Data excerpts
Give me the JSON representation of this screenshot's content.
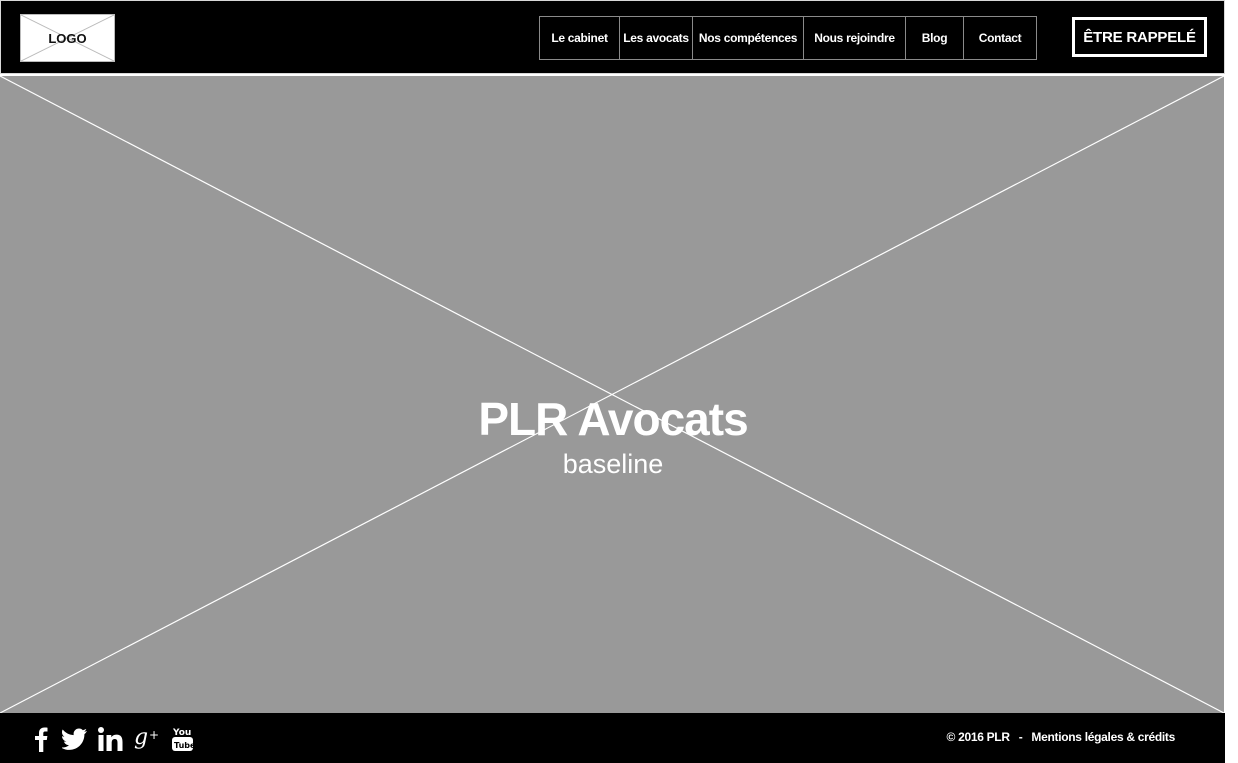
{
  "header": {
    "logo_text": "LOGO",
    "nav": [
      {
        "label": "Le cabinet"
      },
      {
        "label": "Les avocats"
      },
      {
        "label": "Nos compétences"
      },
      {
        "label": "Nous rejoindre"
      },
      {
        "label": "Blog"
      },
      {
        "label": "Contact"
      }
    ],
    "cta_label": "ÊTRE RAPPELÉ"
  },
  "hero": {
    "title": "PLR Avocats",
    "subtitle": "baseline"
  },
  "footer": {
    "social": [
      "facebook-icon",
      "twitter-icon",
      "linkedin-icon",
      "google-plus-icon",
      "youtube-icon"
    ],
    "copyright": "© 2016 PLR",
    "separator": "-",
    "legal_link": "Mentions légales & crédits"
  },
  "colors": {
    "header_bg": "#000000",
    "hero_bg": "#999999",
    "footer_bg": "#000000",
    "text": "#ffffff"
  }
}
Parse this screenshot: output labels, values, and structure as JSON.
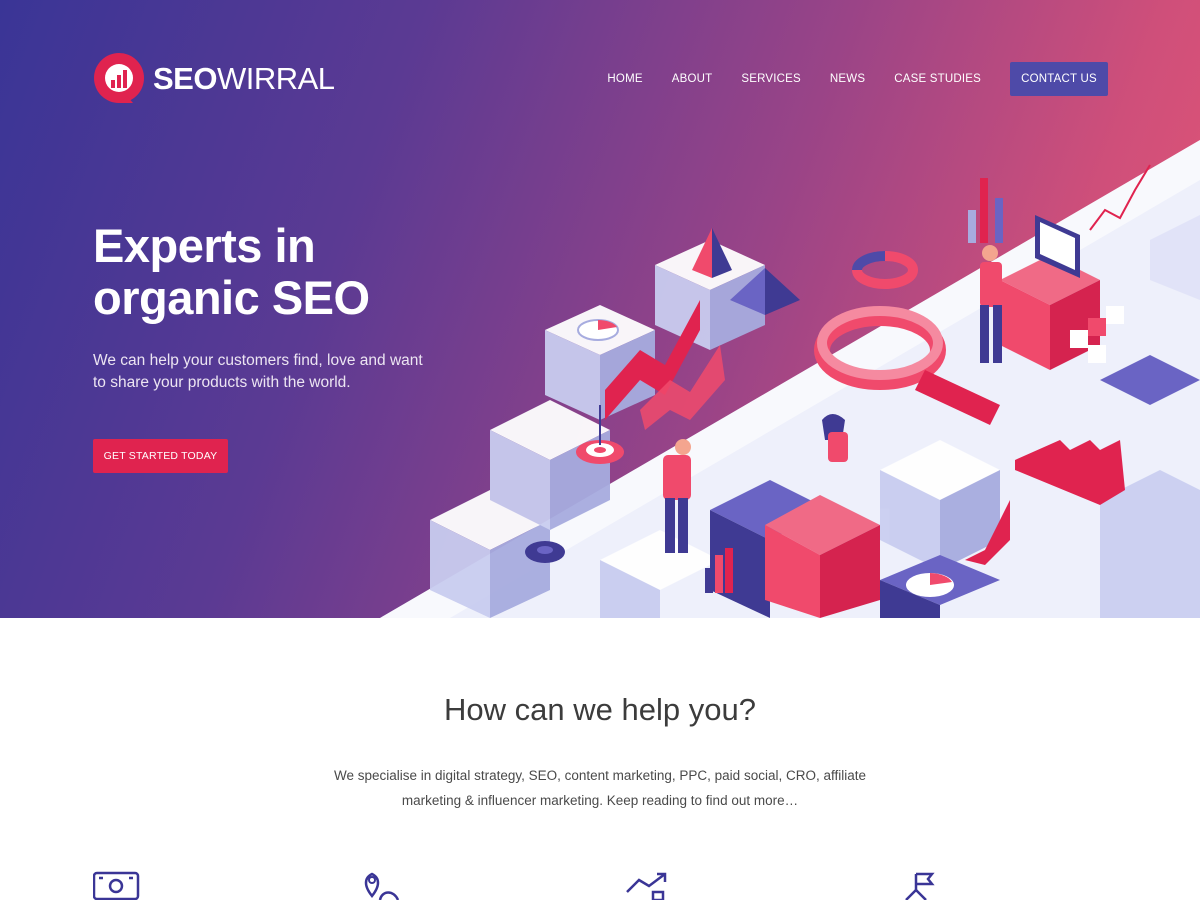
{
  "brand": {
    "name_bold": "SEO",
    "name_light": "WIRRAL"
  },
  "nav": {
    "items": [
      "HOME",
      "ABOUT",
      "SERVICES",
      "NEWS",
      "CASE STUDIES"
    ],
    "contact_label": "CONTACT US"
  },
  "hero": {
    "title": "Experts in organic SEO",
    "subtitle": "We can help your customers find, love and want to share your products with the world.",
    "cta_label": "GET STARTED TODAY"
  },
  "help": {
    "title": "How can we help you?",
    "text": "We specialise in digital strategy, SEO, content marketing, PPC, paid social, CRO, affiliate marketing & influencer marketing. Keep reading to find out more…"
  },
  "services": {
    "icons": [
      "money-icon",
      "location-icon",
      "growth-chart-icon",
      "flag-icon"
    ]
  },
  "colors": {
    "hero_start": "#3a3596",
    "hero_end": "#e85774",
    "cta": "#e0234f",
    "contact_button": "#4e4aa8",
    "icon_stroke": "#3a3596"
  }
}
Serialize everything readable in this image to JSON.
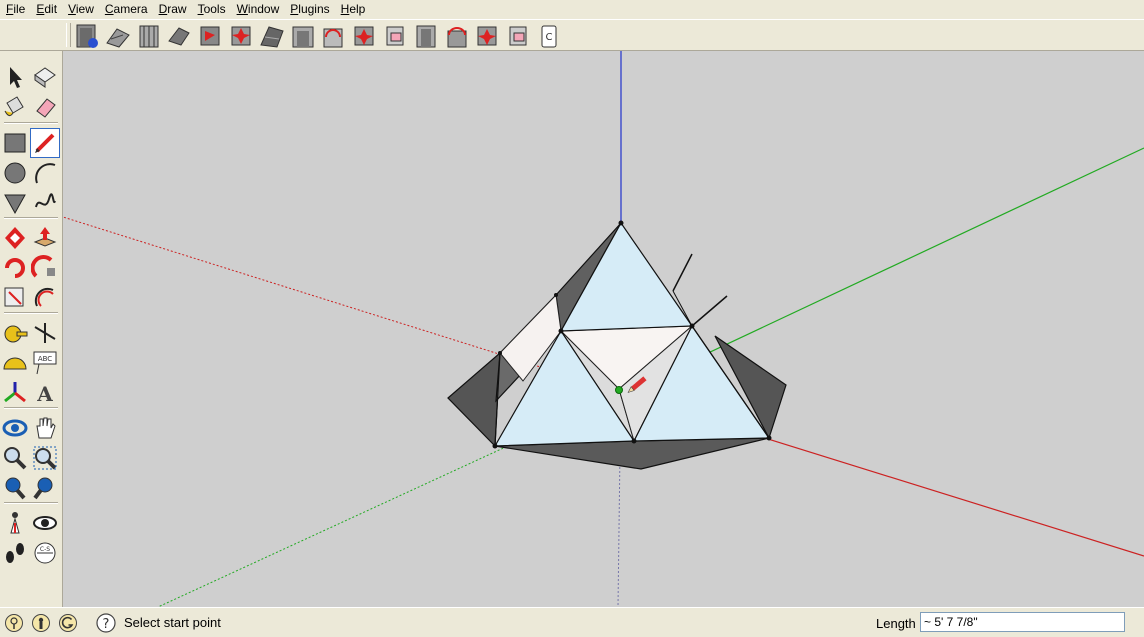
{
  "menu": [
    {
      "label": "File",
      "key": "F",
      "rest": "ile"
    },
    {
      "label": "Edit",
      "key": "E",
      "rest": "dit"
    },
    {
      "label": "View",
      "key": "V",
      "rest": "iew"
    },
    {
      "label": "Camera",
      "key": "C",
      "rest": "amera"
    },
    {
      "label": "Draw",
      "key": "D",
      "rest": "raw"
    },
    {
      "label": "Tools",
      "key": "T",
      "rest": "ools"
    },
    {
      "label": "Window",
      "key": "W",
      "rest": "indow"
    },
    {
      "label": "Plugins",
      "key": "P",
      "rest": "lugins"
    },
    {
      "label": "Help",
      "key": "H",
      "rest": "elp"
    }
  ],
  "toolbar_icons": [
    "doors-icon",
    "stairs-icon",
    "railing-icon",
    "roof-icon",
    "window-tool-icon",
    "sash-icon",
    "roof-truss-icon",
    "door-frame-icon",
    "arch-window-icon",
    "window-unit-icon",
    "eraser-frame-icon",
    "column-icon",
    "arch-door-icon",
    "star-frame-icon",
    "pink-frame-icon",
    "scroll-icon"
  ],
  "toolpanel_icons": [
    [
      "select-icon",
      "make-component-icon"
    ],
    [
      "paint-bucket-icon",
      "eraser-icon"
    ],
    [
      "rectangle-icon",
      "line-pencil-icon"
    ],
    [
      "circle-icon",
      "arc-icon"
    ],
    [
      "polygon-icon",
      "freehand-icon"
    ],
    [
      "move-icon",
      "push-pull-icon"
    ],
    [
      "rotate-icon",
      "follow-me-icon"
    ],
    [
      "scale-icon",
      "offset-icon"
    ],
    [
      "tape-measure-icon",
      "dimension-icon"
    ],
    [
      "protractor-icon",
      "text-icon"
    ],
    [
      "axes-icon",
      "3d-text-icon"
    ],
    [
      "orbit-icon",
      "pan-icon"
    ],
    [
      "zoom-icon",
      "zoom-window-icon"
    ],
    [
      "zoom-extents-icon",
      "previous-view-icon"
    ],
    [
      "position-camera-icon",
      "look-around-icon"
    ],
    [
      "walk-icon",
      "section-plane-icon"
    ]
  ],
  "toolpanel_text": {
    "abc": "ABC",
    "section": "C-S"
  },
  "status": {
    "text": "Select start point",
    "vcb_label": "Length",
    "vcb_value": "~ 5' 7 7/8\""
  },
  "colors": {
    "viewport_bg": "#cfcfcf",
    "face_front": "#d6ecf7",
    "face_back": "#5a5a5a",
    "face_inner": "#f8f4f2",
    "axis_blue": "#2233cc",
    "axis_green": "#22aa22",
    "axis_red": "#cc2222"
  }
}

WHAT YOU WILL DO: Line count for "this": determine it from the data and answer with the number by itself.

SOLUTION TO THE PROBLEM: 3